He gives you a ringside seat for some of Kameny’s fiercest confrontations with security officers and elected officials at the Pentagon, the Civil Service Commission and the halls of Congress.
— George Chauncey, The New York Times , 2 Jun. 2020

The earliest use of ringside, dating to the middle of the 19th century, was in reference to “the area just outside a ring especially in which a contest occurs.”

It has ever been the practice of the patrons and professors of boxing to pay the utmost respect to “the authorities that be;” and although our duty has called us to “the ring side” upon some hundreds of important occasions, we never witnessed an instance in which the authority of a magistrate was not treated with prompt attention, except in the present case….

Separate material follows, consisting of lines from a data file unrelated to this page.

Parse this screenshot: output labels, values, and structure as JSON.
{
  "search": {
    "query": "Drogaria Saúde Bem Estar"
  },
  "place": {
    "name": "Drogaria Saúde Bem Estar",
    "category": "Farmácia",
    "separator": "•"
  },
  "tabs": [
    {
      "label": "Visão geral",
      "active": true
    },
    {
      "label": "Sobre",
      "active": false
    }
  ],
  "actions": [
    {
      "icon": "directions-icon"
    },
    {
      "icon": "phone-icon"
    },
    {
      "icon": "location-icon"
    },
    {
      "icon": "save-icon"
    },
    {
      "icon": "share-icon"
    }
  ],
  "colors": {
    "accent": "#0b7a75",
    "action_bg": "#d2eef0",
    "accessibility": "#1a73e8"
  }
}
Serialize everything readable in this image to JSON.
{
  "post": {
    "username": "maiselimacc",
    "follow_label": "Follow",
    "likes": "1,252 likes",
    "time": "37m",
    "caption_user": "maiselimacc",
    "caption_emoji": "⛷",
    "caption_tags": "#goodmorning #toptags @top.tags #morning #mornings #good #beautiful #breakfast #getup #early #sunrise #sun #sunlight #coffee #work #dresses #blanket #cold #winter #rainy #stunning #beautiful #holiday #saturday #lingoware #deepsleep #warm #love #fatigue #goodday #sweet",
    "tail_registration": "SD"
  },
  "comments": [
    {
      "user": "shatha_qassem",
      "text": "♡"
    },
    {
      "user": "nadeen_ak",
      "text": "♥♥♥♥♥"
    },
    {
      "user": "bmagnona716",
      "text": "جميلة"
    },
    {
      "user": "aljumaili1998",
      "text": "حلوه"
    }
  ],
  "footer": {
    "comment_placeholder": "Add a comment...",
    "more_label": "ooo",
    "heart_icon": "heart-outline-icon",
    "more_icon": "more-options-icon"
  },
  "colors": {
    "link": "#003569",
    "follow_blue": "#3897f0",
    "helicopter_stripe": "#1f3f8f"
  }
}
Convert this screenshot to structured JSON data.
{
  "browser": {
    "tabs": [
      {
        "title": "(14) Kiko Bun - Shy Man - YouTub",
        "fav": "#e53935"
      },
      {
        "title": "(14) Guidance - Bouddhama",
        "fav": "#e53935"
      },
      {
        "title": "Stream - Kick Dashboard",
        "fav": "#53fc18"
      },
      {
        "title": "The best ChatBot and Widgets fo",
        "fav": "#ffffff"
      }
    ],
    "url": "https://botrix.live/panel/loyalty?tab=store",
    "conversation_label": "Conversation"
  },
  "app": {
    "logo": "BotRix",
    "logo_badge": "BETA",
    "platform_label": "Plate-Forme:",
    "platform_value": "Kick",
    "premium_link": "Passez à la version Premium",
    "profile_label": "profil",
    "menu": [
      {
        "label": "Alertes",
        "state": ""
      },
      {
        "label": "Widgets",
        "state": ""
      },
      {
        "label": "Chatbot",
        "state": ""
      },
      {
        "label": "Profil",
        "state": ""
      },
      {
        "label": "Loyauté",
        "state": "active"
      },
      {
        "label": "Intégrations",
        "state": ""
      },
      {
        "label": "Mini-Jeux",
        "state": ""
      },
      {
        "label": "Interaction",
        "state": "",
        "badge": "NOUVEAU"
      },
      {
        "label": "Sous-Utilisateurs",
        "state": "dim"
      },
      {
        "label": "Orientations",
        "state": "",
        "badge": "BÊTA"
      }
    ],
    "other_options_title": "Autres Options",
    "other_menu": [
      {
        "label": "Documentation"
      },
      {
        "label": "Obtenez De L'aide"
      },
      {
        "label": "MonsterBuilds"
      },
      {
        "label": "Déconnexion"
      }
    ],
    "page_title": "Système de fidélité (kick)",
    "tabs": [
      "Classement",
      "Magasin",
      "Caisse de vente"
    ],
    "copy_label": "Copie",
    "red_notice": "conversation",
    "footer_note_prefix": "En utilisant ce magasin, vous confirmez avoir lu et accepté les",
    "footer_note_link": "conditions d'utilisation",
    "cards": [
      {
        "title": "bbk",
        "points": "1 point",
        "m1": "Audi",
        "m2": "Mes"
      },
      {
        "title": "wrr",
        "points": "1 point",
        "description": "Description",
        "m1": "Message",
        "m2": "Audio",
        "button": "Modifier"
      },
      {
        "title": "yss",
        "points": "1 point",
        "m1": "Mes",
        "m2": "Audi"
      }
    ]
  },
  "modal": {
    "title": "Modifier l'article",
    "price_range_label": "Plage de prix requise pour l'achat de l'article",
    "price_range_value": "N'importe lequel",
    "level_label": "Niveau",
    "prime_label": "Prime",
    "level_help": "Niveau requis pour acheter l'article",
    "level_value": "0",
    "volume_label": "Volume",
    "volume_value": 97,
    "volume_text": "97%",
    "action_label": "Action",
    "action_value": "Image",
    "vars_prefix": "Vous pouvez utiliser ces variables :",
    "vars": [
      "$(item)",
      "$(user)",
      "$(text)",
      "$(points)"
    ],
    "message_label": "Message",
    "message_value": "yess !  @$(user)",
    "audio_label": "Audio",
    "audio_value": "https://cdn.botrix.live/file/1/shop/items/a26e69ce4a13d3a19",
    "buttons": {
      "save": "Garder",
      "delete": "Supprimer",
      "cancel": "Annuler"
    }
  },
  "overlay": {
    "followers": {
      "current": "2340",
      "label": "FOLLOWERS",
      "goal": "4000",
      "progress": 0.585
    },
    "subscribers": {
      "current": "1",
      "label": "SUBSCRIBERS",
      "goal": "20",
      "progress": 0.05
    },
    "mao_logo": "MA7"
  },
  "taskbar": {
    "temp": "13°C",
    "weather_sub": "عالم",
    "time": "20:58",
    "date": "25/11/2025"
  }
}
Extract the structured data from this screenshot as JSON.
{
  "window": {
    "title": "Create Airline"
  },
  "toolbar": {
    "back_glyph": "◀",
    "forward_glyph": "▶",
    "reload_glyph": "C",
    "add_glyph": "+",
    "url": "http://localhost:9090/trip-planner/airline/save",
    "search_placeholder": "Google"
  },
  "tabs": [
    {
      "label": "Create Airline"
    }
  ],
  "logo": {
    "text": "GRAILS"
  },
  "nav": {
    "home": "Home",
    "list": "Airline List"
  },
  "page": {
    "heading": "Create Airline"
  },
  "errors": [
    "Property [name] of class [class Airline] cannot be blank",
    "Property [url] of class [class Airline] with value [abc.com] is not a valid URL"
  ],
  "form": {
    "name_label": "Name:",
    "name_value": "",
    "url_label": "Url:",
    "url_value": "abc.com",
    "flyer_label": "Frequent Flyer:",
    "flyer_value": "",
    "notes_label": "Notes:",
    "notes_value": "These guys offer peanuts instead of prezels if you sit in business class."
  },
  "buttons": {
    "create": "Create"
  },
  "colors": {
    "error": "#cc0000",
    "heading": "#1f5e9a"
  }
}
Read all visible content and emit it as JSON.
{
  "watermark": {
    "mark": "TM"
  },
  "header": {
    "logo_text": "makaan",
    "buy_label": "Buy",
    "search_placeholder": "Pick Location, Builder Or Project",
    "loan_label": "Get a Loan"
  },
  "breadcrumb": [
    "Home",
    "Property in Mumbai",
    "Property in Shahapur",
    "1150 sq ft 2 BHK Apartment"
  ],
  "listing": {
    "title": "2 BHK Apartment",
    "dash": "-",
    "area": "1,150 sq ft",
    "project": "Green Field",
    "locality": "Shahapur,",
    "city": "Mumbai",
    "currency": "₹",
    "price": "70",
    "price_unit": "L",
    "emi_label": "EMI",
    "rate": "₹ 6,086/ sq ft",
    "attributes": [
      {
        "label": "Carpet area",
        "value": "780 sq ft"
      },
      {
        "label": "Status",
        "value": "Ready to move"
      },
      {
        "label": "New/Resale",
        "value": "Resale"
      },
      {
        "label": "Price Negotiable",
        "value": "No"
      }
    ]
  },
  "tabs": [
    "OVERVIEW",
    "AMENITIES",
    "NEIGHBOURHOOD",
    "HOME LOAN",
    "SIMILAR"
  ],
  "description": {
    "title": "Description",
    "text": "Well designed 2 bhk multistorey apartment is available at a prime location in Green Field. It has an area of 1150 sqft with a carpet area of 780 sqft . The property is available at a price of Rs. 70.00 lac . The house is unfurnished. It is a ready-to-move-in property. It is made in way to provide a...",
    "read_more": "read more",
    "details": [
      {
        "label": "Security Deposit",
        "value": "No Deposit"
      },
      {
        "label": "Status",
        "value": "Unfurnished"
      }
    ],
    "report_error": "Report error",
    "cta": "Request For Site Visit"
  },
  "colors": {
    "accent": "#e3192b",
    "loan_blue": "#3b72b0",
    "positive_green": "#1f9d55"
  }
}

Bell’s Life in London and Sporting Chronicle (London, Eng.), 6 Mar. 1842